(DIRECTIONS FOR THIS TASK)
Give every entry again, word for word.

(Records from a collection)
——————————

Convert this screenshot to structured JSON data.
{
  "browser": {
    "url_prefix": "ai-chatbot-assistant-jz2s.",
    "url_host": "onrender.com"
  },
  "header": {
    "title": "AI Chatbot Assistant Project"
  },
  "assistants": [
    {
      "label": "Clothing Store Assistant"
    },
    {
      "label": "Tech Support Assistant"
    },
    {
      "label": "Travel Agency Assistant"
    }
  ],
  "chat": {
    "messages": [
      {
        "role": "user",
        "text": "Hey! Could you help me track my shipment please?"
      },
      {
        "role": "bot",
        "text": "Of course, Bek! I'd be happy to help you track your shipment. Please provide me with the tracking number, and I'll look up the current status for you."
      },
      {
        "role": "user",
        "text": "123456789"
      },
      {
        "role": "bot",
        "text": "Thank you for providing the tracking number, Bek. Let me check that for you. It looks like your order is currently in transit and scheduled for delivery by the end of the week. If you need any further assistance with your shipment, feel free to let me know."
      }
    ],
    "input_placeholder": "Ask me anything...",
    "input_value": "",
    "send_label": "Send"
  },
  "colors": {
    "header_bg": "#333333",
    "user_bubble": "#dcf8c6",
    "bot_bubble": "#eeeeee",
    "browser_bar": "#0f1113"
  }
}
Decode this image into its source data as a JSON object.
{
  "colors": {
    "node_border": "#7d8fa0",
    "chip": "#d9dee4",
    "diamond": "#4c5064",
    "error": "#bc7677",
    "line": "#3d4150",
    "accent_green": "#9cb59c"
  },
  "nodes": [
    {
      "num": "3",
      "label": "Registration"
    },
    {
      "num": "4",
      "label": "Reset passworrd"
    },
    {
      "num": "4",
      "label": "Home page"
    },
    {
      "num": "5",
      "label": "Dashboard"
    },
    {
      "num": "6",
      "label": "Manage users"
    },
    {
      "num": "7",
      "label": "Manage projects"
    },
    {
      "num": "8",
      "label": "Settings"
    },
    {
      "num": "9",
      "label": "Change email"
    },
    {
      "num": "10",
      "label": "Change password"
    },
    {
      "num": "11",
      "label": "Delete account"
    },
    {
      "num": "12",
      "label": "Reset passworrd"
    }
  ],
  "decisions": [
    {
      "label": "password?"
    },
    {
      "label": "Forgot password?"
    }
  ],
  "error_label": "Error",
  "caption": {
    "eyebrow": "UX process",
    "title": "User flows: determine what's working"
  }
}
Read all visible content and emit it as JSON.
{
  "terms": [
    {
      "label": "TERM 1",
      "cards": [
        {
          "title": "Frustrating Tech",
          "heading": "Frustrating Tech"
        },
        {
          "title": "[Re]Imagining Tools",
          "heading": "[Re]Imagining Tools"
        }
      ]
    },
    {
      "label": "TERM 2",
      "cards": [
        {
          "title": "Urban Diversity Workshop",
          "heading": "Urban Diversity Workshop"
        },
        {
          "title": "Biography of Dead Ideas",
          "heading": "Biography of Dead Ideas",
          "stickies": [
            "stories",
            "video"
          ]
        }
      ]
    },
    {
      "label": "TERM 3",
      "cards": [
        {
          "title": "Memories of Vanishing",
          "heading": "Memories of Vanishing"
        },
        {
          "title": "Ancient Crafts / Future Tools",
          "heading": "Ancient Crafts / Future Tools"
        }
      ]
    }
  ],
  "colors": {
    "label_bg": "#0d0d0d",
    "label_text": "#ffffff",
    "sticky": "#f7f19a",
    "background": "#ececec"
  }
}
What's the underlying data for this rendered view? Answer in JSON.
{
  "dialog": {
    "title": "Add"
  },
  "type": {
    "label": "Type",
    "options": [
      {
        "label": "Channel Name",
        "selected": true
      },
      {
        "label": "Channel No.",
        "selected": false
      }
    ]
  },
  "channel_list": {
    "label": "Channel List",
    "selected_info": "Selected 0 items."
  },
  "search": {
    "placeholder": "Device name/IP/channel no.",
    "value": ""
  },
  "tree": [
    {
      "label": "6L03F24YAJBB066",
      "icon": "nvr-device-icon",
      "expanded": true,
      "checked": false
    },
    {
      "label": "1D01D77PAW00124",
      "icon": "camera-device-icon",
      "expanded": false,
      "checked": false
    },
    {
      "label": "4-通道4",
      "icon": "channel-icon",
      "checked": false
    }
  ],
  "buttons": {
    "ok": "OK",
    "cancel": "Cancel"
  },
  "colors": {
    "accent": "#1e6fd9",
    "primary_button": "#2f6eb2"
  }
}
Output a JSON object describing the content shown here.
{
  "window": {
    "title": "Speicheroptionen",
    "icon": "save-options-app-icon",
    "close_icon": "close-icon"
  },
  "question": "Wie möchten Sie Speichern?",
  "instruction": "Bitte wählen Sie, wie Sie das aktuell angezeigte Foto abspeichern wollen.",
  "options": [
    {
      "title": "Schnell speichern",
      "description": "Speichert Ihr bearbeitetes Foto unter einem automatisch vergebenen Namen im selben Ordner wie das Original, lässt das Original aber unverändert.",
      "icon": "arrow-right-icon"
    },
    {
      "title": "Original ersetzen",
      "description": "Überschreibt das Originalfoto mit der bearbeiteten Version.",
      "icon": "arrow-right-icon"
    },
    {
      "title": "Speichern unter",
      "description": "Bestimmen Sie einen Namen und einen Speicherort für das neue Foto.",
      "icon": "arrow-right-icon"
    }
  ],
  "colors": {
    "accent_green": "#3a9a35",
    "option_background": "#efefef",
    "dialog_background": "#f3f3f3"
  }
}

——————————

(OUTPUT OF THE EXERCISE)
Convert this screenshot to structured JSON data.
{
  "browser": {
    "url_prefix": "ai-chatbot-assistant-jz2s.",
    "url_host": "onrender.com"
  },
  "header": {
    "title": "AI Chatbot Assistant Project"
  },
  "assistants": [
    {
      "label": "Clothing Store Assistant"
    },
    {
      "label": "Tech Support Assistant"
    },
    {
      "label": "Travel Agency Assistant"
    }
  ],
  "chat": {
    "messages": [
      {
        "role": "user",
        "text": "Hey! Could you help me track my shipment please?"
      },
      {
        "role": "bot",
        "text": "Of course, Bek! I'd be happy to help you track your shipment. Please provide me with the tracking number, and I'll look up the current status for you."
      },
      {
        "role": "user",
        "text": "123456789"
      },
      {
        "role": "bot",
        "text": "Thank you for providing the tracking number, Bek. Let me check that for you. It looks like your order is currently in transit and scheduled for delivery by the end of the week. If you need any further assistance with your shipment, feel free to let me know."
      }
    ],
    "input_placeholder": "Ask me anything...",
    "input_value": "",
    "send_label": "Send"
  },
  "colors": {
    "header_bg": "#333333",
    "user_bubble": "#dcf8c6",
    "bot_bubble": "#eeeeee",
    "browser_bar": "#0f1113"
  }
}
Decode this image into its source data as a JSON object.
{
  "colors": {
    "node_border": "#7d8fa0",
    "chip": "#d9dee4",
    "diamond": "#4c5064",
    "error": "#bc7677",
    "line": "#3d4150",
    "accent_green": "#9cb59c"
  },
  "nodes": [
    {
      "num": "3",
      "label": "Registration"
    },
    {
      "num": "4",
      "label": "Reset passworrd"
    },
    {
      "num": "4",
      "label": "Home page"
    },
    {
      "num": "5",
      "label": "Dashboard"
    },
    {
      "num": "6",
      "label": "Manage users"
    },
    {
      "num": "7",
      "label": "Manage projects"
    },
    {
      "num": "8",
      "label": "Settings"
    },
    {
      "num": "9",
      "label": "Change email"
    },
    {
      "num": "10",
      "label": "Change password"
    },
    {
      "num": "11",
      "label": "Delete account"
    },
    {
      "num": "12",
      "label": "Reset passworrd"
    }
  ],
  "decisions": [
    {
      "label": "password?"
    },
    {
      "label": "Forgot password?"
    }
  ],
  "error_label": "Error",
  "caption": {
    "eyebrow": "UX process",
    "title": "User flows: determine what's working"
  }
}
Read all visible content and emit it as JSON.
{
  "terms": [
    {
      "label": "TERM 1",
      "cards": [
        {
          "title": "Frustrating Tech",
          "heading": "Frustrating Tech"
        },
        {
          "title": "[Re]Imagining Tools",
          "heading": "[Re]Imagining Tools"
        }
      ]
    },
    {
      "label": "TERM 2",
      "cards": [
        {
          "title": "Urban Diversity Workshop",
          "heading": "Urban Diversity Workshop"
        },
        {
          "title": "Biography of Dead Ideas",
          "heading": "Biography of Dead Ideas",
          "stickies": [
            "stories",
            "video"
          ]
        }
      ]
    },
    {
      "label": "TERM 3",
      "cards": [
        {
          "title": "Memories of Vanishing",
          "heading": "Memories of Vanishing"
        },
        {
          "title": "Ancient Crafts / Future Tools",
          "heading": "Ancient Crafts / Future Tools"
        }
      ]
    }
  ],
  "colors": {
    "label_bg": "#0d0d0d",
    "label_text": "#ffffff",
    "sticky": "#f7f19a",
    "background": "#ececec"
  }
}
What's the underlying data for this rendered view? Answer in JSON.
{
  "dialog": {
    "title": "Add"
  },
  "type": {
    "label": "Type",
    "options": [
      {
        "label": "Channel Name",
        "selected": true
      },
      {
        "label": "Channel No.",
        "selected": false
      }
    ]
  },
  "channel_list": {
    "label": "Channel List",
    "selected_info": "Selected 0 items."
  },
  "search": {
    "placeholder": "Device name/IP/channel no.",
    "value": ""
  },
  "tree": [
    {
      "label": "6L03F24YAJBB066",
      "icon": "nvr-device-icon",
      "expanded": true,
      "checked": false
    },
    {
      "label": "1D01D77PAW00124",
      "icon": "camera-device-icon",
      "expanded": false,
      "checked": false
    },
    {
      "label": "4-通道4",
      "icon": "channel-icon",
      "checked": false
    }
  ],
  "buttons": {
    "ok": "OK",
    "cancel": "Cancel"
  },
  "colors": {
    "accent": "#1e6fd9",
    "primary_button": "#2f6eb2"
  }
}
Output a JSON object describing the content shown here.
{
  "window": {
    "title": "Speicheroptionen",
    "icon": "save-options-app-icon",
    "close_icon": "close-icon"
  },
  "question": "Wie möchten Sie Speichern?",
  "instruction": "Bitte wählen Sie, wie Sie das aktuell angezeigte Foto abspeichern wollen.",
  "options": [
    {
      "title": "Schnell speichern",
      "description": "Speichert Ihr bearbeitetes Foto unter einem automatisch vergebenen Namen im selben Ordner wie das Original, lässt das Original aber unverändert.",
      "icon": "arrow-right-icon"
    },
    {
      "title": "Original ersetzen",
      "description": "Überschreibt das Originalfoto mit der bearbeiteten Version.",
      "icon": "arrow-right-icon"
    },
    {
      "title": "Speichern unter",
      "description": "Bestimmen Sie einen Namen und einen Speicherort für das neue Foto.",
      "icon": "arrow-right-icon"
    }
  ],
  "colors": {
    "accent_green": "#3a9a35",
    "option_background": "#efefef",
    "dialog_background": "#f3f3f3"
  }
}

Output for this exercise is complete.